Top of DATASET ENTRIES

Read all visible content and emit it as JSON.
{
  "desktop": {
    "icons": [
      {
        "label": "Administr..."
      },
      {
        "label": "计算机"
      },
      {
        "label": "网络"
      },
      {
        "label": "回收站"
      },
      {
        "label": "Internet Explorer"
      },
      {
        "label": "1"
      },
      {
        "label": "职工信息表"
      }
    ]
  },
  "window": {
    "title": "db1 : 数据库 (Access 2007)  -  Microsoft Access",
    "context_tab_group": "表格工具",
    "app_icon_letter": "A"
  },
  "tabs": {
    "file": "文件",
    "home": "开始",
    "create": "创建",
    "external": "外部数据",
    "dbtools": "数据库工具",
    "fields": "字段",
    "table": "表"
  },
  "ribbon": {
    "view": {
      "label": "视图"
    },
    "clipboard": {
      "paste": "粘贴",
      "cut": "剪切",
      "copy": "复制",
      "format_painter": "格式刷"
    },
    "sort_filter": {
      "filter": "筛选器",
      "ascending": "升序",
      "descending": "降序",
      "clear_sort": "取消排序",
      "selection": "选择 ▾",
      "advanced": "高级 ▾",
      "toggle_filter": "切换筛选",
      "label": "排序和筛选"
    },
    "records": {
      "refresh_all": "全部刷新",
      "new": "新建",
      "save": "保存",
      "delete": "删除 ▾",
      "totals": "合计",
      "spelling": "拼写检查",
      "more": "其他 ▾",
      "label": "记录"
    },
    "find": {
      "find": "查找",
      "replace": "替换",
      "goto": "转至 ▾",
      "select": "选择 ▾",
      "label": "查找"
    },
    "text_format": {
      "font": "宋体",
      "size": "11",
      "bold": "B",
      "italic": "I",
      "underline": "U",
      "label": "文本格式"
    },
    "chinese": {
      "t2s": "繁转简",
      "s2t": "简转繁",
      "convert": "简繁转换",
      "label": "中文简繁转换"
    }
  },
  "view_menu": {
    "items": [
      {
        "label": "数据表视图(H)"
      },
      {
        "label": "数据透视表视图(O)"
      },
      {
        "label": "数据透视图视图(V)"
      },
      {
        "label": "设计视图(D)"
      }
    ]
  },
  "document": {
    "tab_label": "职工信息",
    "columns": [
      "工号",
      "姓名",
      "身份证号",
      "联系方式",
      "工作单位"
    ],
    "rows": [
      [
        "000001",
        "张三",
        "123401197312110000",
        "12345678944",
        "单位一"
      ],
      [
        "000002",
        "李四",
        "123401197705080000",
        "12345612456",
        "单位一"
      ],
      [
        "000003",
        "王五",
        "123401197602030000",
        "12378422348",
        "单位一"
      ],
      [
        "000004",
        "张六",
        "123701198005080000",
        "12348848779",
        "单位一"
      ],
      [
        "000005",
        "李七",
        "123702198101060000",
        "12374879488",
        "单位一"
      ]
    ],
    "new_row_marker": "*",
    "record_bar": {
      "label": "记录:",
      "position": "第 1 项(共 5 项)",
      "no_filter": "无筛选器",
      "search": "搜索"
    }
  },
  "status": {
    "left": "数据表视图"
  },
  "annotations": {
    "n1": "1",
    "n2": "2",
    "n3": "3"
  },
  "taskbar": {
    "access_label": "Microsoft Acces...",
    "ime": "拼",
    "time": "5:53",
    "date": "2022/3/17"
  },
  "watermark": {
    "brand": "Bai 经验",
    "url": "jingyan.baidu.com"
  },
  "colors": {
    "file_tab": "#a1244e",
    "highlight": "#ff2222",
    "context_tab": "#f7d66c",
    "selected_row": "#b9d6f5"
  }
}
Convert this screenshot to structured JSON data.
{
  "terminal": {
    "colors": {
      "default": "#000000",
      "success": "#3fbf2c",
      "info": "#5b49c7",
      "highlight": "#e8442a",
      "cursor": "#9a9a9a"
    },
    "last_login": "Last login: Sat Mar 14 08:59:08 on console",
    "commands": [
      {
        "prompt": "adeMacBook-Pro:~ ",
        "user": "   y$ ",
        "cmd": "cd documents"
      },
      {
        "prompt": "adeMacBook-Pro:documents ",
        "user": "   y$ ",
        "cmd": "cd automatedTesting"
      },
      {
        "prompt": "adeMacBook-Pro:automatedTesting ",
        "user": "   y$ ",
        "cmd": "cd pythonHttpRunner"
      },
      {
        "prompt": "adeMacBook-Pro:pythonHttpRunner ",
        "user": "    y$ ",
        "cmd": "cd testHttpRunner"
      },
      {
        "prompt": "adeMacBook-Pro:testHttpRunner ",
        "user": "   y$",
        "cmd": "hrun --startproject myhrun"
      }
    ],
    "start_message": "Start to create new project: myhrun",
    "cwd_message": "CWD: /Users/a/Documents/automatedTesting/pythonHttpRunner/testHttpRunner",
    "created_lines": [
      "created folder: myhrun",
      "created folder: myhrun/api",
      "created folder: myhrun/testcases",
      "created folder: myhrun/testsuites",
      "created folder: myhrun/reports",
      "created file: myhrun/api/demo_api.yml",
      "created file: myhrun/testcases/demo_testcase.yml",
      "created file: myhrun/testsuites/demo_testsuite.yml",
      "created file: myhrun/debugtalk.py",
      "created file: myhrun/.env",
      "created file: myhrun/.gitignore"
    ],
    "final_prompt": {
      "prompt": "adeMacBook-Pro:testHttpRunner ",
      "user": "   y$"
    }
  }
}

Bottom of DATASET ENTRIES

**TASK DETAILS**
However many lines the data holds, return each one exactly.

**EXERCISE SOLUTION**
Read all visible content and emit it as JSON.
{
  "desktop": {
    "icons": [
      {
        "label": "Administr..."
      },
      {
        "label": "计算机"
      },
      {
        "label": "网络"
      },
      {
        "label": "回收站"
      },
      {
        "label": "Internet Explorer"
      },
      {
        "label": "1"
      },
      {
        "label": "职工信息表"
      }
    ]
  },
  "window": {
    "title": "db1 : 数据库 (Access 2007)  -  Microsoft Access",
    "context_tab_group": "表格工具",
    "app_icon_letter": "A"
  },
  "tabs": {
    "file": "文件",
    "home": "开始",
    "create": "创建",
    "external": "外部数据",
    "dbtools": "数据库工具",
    "fields": "字段",
    "table": "表"
  },
  "ribbon": {
    "view": {
      "label": "视图"
    },
    "clipboard": {
      "paste": "粘贴",
      "cut": "剪切",
      "copy": "复制",
      "format_painter": "格式刷"
    },
    "sort_filter": {
      "filter": "筛选器",
      "ascending": "升序",
      "descending": "降序",
      "clear_sort": "取消排序",
      "selection": "选择 ▾",
      "advanced": "高级 ▾",
      "toggle_filter": "切换筛选",
      "label": "排序和筛选"
    },
    "records": {
      "refresh_all": "全部刷新",
      "new": "新建",
      "save": "保存",
      "delete": "删除 ▾",
      "totals": "合计",
      "spelling": "拼写检查",
      "more": "其他 ▾",
      "label": "记录"
    },
    "find": {
      "find": "查找",
      "replace": "替换",
      "goto": "转至 ▾",
      "select": "选择 ▾",
      "label": "查找"
    },
    "text_format": {
      "font": "宋体",
      "size": "11",
      "bold": "B",
      "italic": "I",
      "underline": "U",
      "label": "文本格式"
    },
    "chinese": {
      "t2s": "繁转简",
      "s2t": "简转繁",
      "convert": "简繁转换",
      "label": "中文简繁转换"
    }
  },
  "view_menu": {
    "items": [
      {
        "label": "数据表视图(H)"
      },
      {
        "label": "数据透视表视图(O)"
      },
      {
        "label": "数据透视图视图(V)"
      },
      {
        "label": "设计视图(D)"
      }
    ]
  },
  "document": {
    "tab_label": "职工信息",
    "columns": [
      "工号",
      "姓名",
      "身份证号",
      "联系方式",
      "工作单位"
    ],
    "rows": [
      [
        "000001",
        "张三",
        "123401197312110000",
        "12345678944",
        "单位一"
      ],
      [
        "000002",
        "李四",
        "123401197705080000",
        "12345612456",
        "单位一"
      ],
      [
        "000003",
        "王五",
        "123401197602030000",
        "12378422348",
        "单位一"
      ],
      [
        "000004",
        "张六",
        "123701198005080000",
        "12348848779",
        "单位一"
      ],
      [
        "000005",
        "李七",
        "123702198101060000",
        "12374879488",
        "单位一"
      ]
    ],
    "new_row_marker": "*",
    "record_bar": {
      "label": "记录:",
      "position": "第 1 项(共 5 项)",
      "no_filter": "无筛选器",
      "search": "搜索"
    }
  },
  "status": {
    "left": "数据表视图"
  },
  "annotations": {
    "n1": "1",
    "n2": "2",
    "n3": "3"
  },
  "taskbar": {
    "access_label": "Microsoft Acces...",
    "ime": "拼",
    "time": "5:53",
    "date": "2022/3/17"
  },
  "watermark": {
    "brand": "Bai 经验",
    "url": "jingyan.baidu.com"
  },
  "colors": {
    "file_tab": "#a1244e",
    "highlight": "#ff2222",
    "context_tab": "#f7d66c",
    "selected_row": "#b9d6f5"
  }
}
Convert this screenshot to structured JSON data.
{
  "terminal": {
    "colors": {
      "default": "#000000",
      "success": "#3fbf2c",
      "info": "#5b49c7",
      "highlight": "#e8442a",
      "cursor": "#9a9a9a"
    },
    "last_login": "Last login: Sat Mar 14 08:59:08 on console",
    "commands": [
      {
        "prompt": "adeMacBook-Pro:~ ",
        "user": "   y$ ",
        "cmd": "cd documents"
      },
      {
        "prompt": "adeMacBook-Pro:documents ",
        "user": "   y$ ",
        "cmd": "cd automatedTesting"
      },
      {
        "prompt": "adeMacBook-Pro:automatedTesting ",
        "user": "   y$ ",
        "cmd": "cd pythonHttpRunner"
      },
      {
        "prompt": "adeMacBook-Pro:pythonHttpRunner ",
        "user": "    y$ ",
        "cmd": "cd testHttpRunner"
      },
      {
        "prompt": "adeMacBook-Pro:testHttpRunner ",
        "user": "   y$",
        "cmd": "hrun --startproject myhrun"
      }
    ],
    "start_message": "Start to create new project: myhrun",
    "cwd_message": "CWD: /Users/a/Documents/automatedTesting/pythonHttpRunner/testHttpRunner",
    "created_lines": [
      "created folder: myhrun",
      "created folder: myhrun/api",
      "created folder: myhrun/testcases",
      "created folder: myhrun/testsuites",
      "created folder: myhrun/reports",
      "created file: myhrun/api/demo_api.yml",
      "created file: myhrun/testcases/demo_testcase.yml",
      "created file: myhrun/testsuites/demo_testsuite.yml",
      "created file: myhrun/debugtalk.py",
      "created file: myhrun/.env",
      "created file: myhrun/.gitignore"
    ],
    "final_prompt": {
      "prompt": "adeMacBook-Pro:testHttpRunner ",
      "user": "   y$"
    }
  }
}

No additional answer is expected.